our market place has experienced significant growth in terms of product diversity and volume since the early 90’s enabled by rapid developments in technology. Commoditisation of products we once considered exotic has led to significant margin compression across majority of asset classes.



the speed of volume growth and the commoditisation of derivatives lead markets to extreme levels of leverage. Post GFC, ‘leverage’ was a word whispered and not shouted and the derivatives markets are now under scrutiny.



Technology solutions remain one of the keys to enabling competitive advantage and financial institutions have spent the last 15 years implementing system after system and ultimately creating highly complex and not always well architected technology landscapes. Support costs escalated, data integration points (internal and external) spawned, trends and standards evolved quickly and technology budgets bloated. In an effort to translate business requirements into operational solutions; architectural disciplines (such as data definition, standards, support cost estimation release management etc.) played second fiddle to speed of delivery. 



Leverage gave way to instability when the interconnectedness of the global financial machine was demonstrated in 2008 when ‘too big to fail’ was tested and market turmoil erupted. Governments and regulators have responded quickly announcing numerous changes to legislation and market regulation. The Dodd Frank Act provides the most sweeping overhaul of the US financial services industry and since the Great Depression. The extra-territorial implications of these reforms will have a significant impact on the way markets and its participants operate globally.



First to market has changed to ‘operational efficiency’ in terms of the competitive landscape. We are at the point of introspective consideration of our organisations’ ‘match fitness’. Compliance with emerging regulation requires financial institutions (FIs) to assess risk (credit, market, liquidity and operational) and report upon it at an enterprise level. Liquidity, asset liability management and file transfer protocol drivers further necessitate the need to integrate data across the enterprise.


The ability for FIs to achieve this is dependent on how well technology and data assets are integrated and how well managed processes are across the operation. This has lead to an industry wide recognition that enterprise level review of the operating model and a well considered view of the target state is key to aligning business aspiration with the implementation of change and operational optimisation.

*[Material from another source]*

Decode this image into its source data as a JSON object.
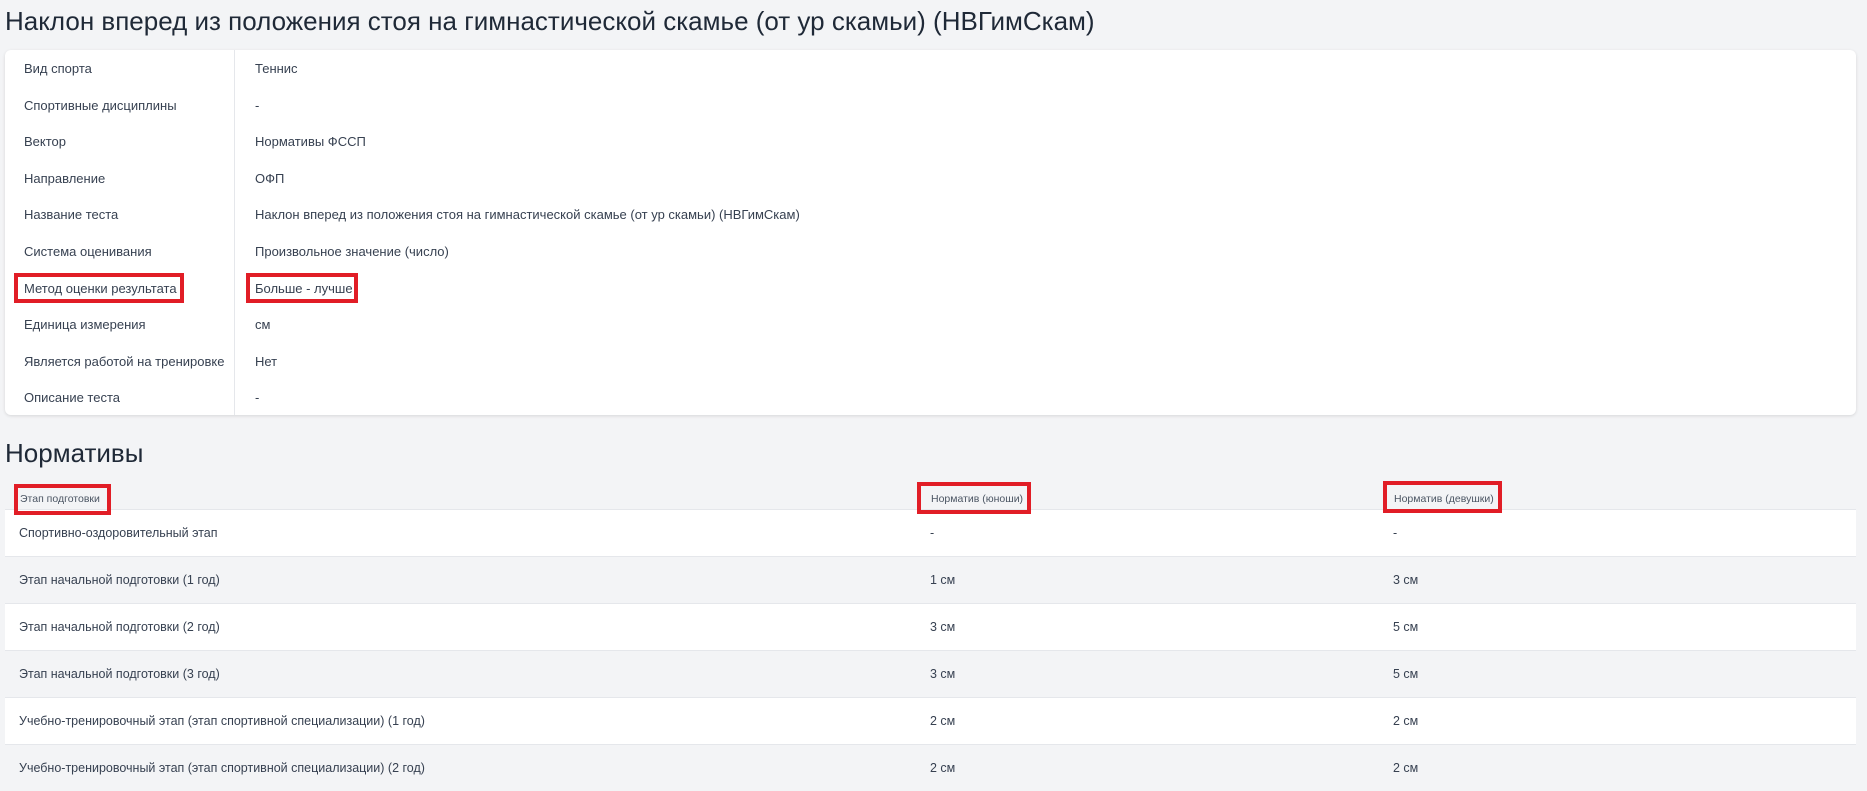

An assessment of an organisation’s efficiency requires well managed analysis of the end to end operating model. The existence of a well defined TOM ensures that there is alignment between influencing factors (such as regulatory requirements, business strategy, economic cycle) and the manner in which a business is organised (such as processes, people, data and technology) - collectively referred to as architecture.


If the vast majority of current state operating models and the architecture that supports them are complex, then it is safe to conclude that simplification will lead to improvements in efficiency and ultimately operating cost reductions. In fact, apart from regulatory requirements, the ability to reduce costs and to redeploy resources to value adding activities are the primary drivers behind most TOM initiatives being launched.


KPMG’s Financial Services advisors understand how to view performance enhancement through a risk lens to drive sustainable business value. We assist banks to build target operating models designed to improve performance while considering and managing risk components.


Sascha Chandler

Sascha Chandler
Partner, Financial Risk Management

+61 2 9455 9596